Philip Roth won the Pulitzer Prize for fiction with American Pastoral in 1998. Finalists for that year were Underworld by Don Delillo and Bear and His Daughter: Stories by Robert Stone. This novel is part of what is considered The American Trilogy, a collection of books by the same author that includes I Married a Communist and The Human Stain. I started here with the intention to skip over to The Human Stain once I revisit Roth. It does not seem to matter if you read them in order or not.
The main character was based on a real person, Seymour “Swede” Masin, a Jewish athlete of admired repute. I’m not a sports person and had no previous knowledge of Masin, though I feel I’ve met him (in a way) after having spent 432 pages getting to know “Swede” Levov, protagonist. Imagine a good Jewish boy that grew up to be a stand-up, attractive adult. Everyone likes him. He marries a former beauty queen and they have a beautiful baby girl. It all starts out to be a picturesque vision of the quintessential American dream, set in New Jersey.
This novel is on the Goodreads most difficult novels list, and here’s why I think that is: Everything goes horrendously wrong. This good guy, who never hurt anyone in his life and wouldn’t bear to even risk insulting anyone has his internal fortitude dashed to pieces in a hail of discontent. His daughter, Merry, becomes a radical political activist adept at setting off bombs. There is intentional death that occurs by her hand and no substantial explanation for what caused her to tip. I finished my first reading thinking there was an unnamed disease present whose side-effects were anger, confusion, and despair. (Fittingly, the protagonist dies of prostate cancer, so lets enjoy the social commentary there. Did he die of cancer, or was he susceptible to cancer because he was already so weakened by what his life had become?)
The fiction in this novel didn’t seem like fiction, leaving me with a sense that the possibility of a perfect life is remote. If this guy can have his world pulled out from under him, then what hope is there for the rest of us?
Most of American Pastoral is the inner dialogue of the Swede, though there is a definite plot which drives this character along to his ultimate demise. The novel touches on the intricacies of the Levov’s relationship with his daughter, his wife, his brother, his community, and himself. If you like to listen, the audio version narrated by Ron Silver is absolutely exceptional. Silver won an Audie Award for Best Solo by a Male for his work in the 1998 release.
American Pastoral is on my favorite novels list. I liked that despite the seeming flawlessness of the characters’ younger lives, the author shows us how the white on their proverbial picket fence is simply an outer shell of paint. Beneath the veneer of whom they seem to be are real problems, motives, challenges, and depth. Perhaps I side with Merry insofar as I felt gratified by all the knots and dings these people carried under the surface.
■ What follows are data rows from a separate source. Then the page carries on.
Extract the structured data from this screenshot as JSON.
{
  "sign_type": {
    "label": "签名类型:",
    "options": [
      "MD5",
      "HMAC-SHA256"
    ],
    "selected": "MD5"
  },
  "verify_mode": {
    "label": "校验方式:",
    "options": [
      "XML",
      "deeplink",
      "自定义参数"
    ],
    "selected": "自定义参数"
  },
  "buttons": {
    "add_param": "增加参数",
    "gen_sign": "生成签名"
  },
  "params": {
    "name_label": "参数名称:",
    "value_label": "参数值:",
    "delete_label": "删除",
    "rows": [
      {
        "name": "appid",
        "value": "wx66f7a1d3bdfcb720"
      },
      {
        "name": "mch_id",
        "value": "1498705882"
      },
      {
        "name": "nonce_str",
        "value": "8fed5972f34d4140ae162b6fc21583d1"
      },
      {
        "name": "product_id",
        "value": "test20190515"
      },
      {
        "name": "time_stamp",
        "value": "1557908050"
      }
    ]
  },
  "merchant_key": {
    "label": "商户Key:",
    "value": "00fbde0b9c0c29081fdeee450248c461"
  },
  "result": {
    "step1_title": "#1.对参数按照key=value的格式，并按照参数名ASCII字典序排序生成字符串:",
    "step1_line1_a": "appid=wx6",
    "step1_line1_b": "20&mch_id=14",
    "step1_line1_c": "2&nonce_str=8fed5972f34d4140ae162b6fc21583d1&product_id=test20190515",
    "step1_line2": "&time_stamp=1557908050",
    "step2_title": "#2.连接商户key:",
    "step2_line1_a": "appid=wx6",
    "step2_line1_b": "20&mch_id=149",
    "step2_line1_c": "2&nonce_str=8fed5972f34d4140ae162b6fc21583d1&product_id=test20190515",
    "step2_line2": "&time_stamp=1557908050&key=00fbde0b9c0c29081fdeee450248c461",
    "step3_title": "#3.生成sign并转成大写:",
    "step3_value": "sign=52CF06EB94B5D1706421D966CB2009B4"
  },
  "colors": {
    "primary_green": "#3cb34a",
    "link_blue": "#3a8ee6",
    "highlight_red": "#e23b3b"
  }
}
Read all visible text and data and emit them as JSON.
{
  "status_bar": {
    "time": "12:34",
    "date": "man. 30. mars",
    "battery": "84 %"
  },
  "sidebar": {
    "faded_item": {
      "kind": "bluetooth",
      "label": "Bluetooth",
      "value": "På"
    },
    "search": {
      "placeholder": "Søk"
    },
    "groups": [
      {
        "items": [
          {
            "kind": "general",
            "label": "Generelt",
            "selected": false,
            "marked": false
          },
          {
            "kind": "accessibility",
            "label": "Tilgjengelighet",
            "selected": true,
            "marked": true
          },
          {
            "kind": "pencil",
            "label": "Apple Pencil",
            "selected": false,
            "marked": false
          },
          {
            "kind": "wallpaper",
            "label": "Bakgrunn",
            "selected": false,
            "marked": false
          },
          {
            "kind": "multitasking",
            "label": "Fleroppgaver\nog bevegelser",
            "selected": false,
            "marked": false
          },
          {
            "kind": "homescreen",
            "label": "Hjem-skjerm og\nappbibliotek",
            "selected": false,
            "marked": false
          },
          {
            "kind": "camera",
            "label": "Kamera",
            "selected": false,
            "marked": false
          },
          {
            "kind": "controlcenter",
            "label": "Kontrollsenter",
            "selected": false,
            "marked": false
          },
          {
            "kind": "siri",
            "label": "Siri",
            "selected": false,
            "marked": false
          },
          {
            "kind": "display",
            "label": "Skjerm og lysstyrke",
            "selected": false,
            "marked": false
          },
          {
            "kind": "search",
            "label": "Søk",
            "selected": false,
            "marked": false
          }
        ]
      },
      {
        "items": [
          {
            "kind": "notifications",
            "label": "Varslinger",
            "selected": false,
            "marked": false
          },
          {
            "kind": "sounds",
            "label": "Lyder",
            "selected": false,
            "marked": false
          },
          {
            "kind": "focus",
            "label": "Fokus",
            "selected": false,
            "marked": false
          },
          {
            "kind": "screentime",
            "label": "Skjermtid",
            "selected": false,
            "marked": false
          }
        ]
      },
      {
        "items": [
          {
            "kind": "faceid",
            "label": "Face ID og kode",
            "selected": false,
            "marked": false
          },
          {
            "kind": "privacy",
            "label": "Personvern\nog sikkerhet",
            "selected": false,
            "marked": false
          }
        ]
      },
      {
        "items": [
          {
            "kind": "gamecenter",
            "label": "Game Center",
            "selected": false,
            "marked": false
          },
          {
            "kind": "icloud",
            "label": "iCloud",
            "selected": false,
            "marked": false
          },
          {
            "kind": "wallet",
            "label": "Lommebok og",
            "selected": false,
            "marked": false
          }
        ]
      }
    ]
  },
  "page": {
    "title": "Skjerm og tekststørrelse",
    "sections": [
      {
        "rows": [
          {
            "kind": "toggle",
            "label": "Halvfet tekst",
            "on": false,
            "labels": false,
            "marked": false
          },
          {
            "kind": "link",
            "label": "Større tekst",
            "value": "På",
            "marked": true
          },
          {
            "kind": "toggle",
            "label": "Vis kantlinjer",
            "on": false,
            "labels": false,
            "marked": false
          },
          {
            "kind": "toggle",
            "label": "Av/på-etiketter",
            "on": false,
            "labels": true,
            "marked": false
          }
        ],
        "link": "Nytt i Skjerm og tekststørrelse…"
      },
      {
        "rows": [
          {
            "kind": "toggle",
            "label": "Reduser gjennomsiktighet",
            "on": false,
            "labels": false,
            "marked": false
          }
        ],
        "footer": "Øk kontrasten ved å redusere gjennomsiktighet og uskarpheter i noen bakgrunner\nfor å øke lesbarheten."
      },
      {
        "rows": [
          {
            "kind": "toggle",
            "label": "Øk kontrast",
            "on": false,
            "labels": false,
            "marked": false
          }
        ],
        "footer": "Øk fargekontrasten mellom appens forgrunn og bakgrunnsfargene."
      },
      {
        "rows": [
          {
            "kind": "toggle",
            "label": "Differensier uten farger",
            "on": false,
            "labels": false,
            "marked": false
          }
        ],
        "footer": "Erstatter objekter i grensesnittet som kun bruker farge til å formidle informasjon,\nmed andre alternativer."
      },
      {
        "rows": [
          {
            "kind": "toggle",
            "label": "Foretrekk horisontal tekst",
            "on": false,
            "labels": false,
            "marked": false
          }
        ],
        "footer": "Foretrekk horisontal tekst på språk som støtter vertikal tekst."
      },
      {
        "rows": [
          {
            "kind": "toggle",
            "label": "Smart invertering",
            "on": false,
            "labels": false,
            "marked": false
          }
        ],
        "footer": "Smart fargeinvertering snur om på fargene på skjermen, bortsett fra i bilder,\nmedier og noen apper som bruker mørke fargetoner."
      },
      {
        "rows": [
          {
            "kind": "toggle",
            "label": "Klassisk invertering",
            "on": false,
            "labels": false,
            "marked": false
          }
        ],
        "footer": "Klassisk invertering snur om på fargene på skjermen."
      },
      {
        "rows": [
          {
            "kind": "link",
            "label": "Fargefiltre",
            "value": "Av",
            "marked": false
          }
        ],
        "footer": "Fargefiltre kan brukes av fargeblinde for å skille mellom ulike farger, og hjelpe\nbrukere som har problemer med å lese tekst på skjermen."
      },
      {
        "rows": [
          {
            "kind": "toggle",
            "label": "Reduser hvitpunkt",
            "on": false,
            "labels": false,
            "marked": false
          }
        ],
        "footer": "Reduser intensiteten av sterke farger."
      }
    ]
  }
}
I enjoyed the complexity of this novel. Even if you remove the trigger to the Swede’s downfall and omit the part of the story which is Merry’s terrorist acts, there still remains a realistic characterization of how we deal with the other people in our lives. What is it to be a parent? A husband? (And for some of us, a Jew?) How far can we expect our individual influence to reach as members of a family or community? Can we prevent chaos from seeping into our lives, or is entropy unavoidable?
If you have a penchant for unanswerable questions and family dysfunction with a touch of nihilism, then this book might interest you as well. Those triggered by intense family trauma should probably avoid it. Nevertheless I thought it was an excellent book that set a new bar on what I like to see in well developed characters struggling through an impossible situation.